As the UK prepares for its greatest mass vaccination programme, doctors have raised concerns about the IT system for booking and recall of patients.
A COVID-19 vaccine developed by Pfizer/BioNTech is due to be rolled out next week after being approved for use by the Medicines and Healthcare Regulatory Authority (MHRA) yesterday.
But questions remain about logistics of the vacation programme, which involves the administration of two separate injections, 28 days apart.
NHS Confederation’s primary care network (PCN) director, Ruth Rankine, told the BMJ it was unclear how national mass vaccination centres would link to primary care IT systems to ensure shared records of who has the jabs.
However, an NHS England spokesperson said: “There are well established processes for vaccination call and recall, including practice systems and the National Immunisation Management Service which NHS Digital is integrating into an end-to-end service for COVID vaccination.”
Amid the concerns, UK health tech firm Q doctor is rolling-out a vaccination booking platform with its network of 3,200 GP practices and has recently signed the Enfield Unity Primary Care Network (EUNPN).
EUPN will use Q doctor’s updated functionality to send out its first bulk flu vaccination booking appointments and is looking at it as a solution for the COVID vaccination.
WHY IT MATTERS
Britain faces a huge logistical challenge in the upcoming mass vaccination programme and a secure, effective patient booking system will be essential to its success.
THE LARGER CONTEXT
Last month, UK startup DrDoctor launched a solution which aims to streamline the vaccination booking process for NHS staff by linking the two appointments required.
Meanwhile, the MHRA has paid software company Genpact UK £1.5 million for an artificial intelligence (AI) tool that will be used to process adverse reactions to COVID vaccines in the UK.
ON THE RECORD
EUPN GP and clinical director, Dr Anita Shah, said: “We’re already seeing an increase in patient interest in the vaccine and this is only going to grow in the coming weeks.

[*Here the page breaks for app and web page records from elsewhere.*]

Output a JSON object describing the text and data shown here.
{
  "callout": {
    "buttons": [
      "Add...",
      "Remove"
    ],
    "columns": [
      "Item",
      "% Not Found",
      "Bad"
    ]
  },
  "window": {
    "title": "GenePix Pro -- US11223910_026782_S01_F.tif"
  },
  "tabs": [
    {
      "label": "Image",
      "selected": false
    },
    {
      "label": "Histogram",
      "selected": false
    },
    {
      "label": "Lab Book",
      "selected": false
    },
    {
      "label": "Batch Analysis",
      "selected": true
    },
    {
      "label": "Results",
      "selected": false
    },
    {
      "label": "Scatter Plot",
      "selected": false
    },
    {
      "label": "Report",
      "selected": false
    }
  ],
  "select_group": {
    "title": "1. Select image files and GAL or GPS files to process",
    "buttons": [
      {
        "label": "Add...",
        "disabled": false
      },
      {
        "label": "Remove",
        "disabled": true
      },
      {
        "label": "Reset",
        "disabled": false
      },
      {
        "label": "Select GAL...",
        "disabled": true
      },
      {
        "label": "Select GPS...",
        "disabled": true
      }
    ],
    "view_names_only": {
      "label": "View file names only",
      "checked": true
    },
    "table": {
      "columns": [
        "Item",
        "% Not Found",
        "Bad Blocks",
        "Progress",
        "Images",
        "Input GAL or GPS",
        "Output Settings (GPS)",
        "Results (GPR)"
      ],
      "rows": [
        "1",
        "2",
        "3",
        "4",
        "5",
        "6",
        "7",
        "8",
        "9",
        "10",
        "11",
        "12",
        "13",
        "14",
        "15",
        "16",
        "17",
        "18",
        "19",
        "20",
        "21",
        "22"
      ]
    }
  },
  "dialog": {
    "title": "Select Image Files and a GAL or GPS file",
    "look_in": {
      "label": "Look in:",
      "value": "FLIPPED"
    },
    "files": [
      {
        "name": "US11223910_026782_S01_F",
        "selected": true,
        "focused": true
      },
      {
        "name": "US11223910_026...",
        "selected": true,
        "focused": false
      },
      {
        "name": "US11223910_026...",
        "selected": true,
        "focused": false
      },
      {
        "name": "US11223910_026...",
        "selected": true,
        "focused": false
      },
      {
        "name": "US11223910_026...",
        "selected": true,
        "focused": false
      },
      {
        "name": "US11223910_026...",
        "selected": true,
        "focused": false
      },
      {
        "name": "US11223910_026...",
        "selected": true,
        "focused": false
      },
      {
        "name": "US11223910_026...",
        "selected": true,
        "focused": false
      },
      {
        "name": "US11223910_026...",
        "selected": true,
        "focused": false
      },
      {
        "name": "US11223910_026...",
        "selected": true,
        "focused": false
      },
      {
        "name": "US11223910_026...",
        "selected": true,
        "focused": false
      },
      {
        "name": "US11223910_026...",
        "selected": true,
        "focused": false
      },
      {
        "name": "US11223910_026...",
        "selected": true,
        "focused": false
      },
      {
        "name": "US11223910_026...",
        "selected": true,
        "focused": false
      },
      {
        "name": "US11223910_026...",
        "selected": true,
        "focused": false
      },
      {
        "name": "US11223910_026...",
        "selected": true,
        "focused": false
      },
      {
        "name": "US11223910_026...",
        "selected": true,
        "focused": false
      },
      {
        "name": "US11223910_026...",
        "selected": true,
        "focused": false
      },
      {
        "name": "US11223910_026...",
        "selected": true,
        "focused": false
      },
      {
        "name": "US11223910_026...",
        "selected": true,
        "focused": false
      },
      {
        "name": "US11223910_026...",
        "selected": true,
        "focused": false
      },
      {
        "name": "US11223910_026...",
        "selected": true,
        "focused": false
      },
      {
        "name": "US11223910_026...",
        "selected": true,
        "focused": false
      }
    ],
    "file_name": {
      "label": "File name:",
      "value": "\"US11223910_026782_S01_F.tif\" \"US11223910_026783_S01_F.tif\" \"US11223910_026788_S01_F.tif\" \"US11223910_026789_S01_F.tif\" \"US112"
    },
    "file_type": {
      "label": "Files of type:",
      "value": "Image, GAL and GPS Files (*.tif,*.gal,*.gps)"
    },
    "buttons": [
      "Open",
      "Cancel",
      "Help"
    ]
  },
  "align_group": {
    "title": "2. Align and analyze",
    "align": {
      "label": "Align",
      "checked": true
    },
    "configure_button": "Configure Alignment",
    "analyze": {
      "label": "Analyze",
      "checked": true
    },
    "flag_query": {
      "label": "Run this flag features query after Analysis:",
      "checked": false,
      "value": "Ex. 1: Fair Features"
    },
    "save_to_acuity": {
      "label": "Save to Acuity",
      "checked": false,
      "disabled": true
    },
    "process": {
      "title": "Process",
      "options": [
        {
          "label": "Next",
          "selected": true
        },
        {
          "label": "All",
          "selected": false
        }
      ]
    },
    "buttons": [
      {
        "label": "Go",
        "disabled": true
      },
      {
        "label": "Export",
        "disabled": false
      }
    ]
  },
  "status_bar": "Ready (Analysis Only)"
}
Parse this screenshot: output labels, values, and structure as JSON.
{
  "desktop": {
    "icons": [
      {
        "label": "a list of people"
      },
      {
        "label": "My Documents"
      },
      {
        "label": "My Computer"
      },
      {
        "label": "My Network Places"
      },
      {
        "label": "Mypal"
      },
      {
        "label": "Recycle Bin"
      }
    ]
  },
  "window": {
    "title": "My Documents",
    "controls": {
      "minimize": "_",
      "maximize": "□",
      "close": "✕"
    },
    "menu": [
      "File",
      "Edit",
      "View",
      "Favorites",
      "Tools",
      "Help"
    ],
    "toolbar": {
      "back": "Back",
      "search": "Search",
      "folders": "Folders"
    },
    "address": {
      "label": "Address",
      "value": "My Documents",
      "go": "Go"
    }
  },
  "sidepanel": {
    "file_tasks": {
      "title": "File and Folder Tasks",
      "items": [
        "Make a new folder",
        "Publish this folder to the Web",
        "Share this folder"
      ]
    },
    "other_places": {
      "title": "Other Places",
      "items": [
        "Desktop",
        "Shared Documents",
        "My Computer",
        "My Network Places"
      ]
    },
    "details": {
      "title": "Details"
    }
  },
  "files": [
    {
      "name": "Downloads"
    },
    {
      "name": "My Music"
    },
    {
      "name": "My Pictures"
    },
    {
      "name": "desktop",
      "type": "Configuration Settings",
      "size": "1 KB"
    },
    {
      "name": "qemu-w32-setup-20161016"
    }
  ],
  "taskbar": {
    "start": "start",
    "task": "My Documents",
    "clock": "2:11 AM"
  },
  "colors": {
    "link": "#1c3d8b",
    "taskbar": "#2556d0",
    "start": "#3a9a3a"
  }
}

“Our current system isn’t prepared for this and won’t be able to cope. We need to prepare for this influx of patient enquiries and bookings and we need a robust way to contact patients, send reminders, and follow up that is integrated with our IT. The booking system is going to be crucial to making sure that our whole population is vaccinated.”
Q doctor chief medical officer, Sumithra Sukumar, said: “The number of patient contacts (compared to a similar time last year) has increased. This, combined with the newly emerging data regarding the successful trials of a usable vaccine, means it has never been more important to have a viable, adaptable, secure and easy to use booking system to ensure patients are able to access the vaccination programs as they are rolled-out nationally.”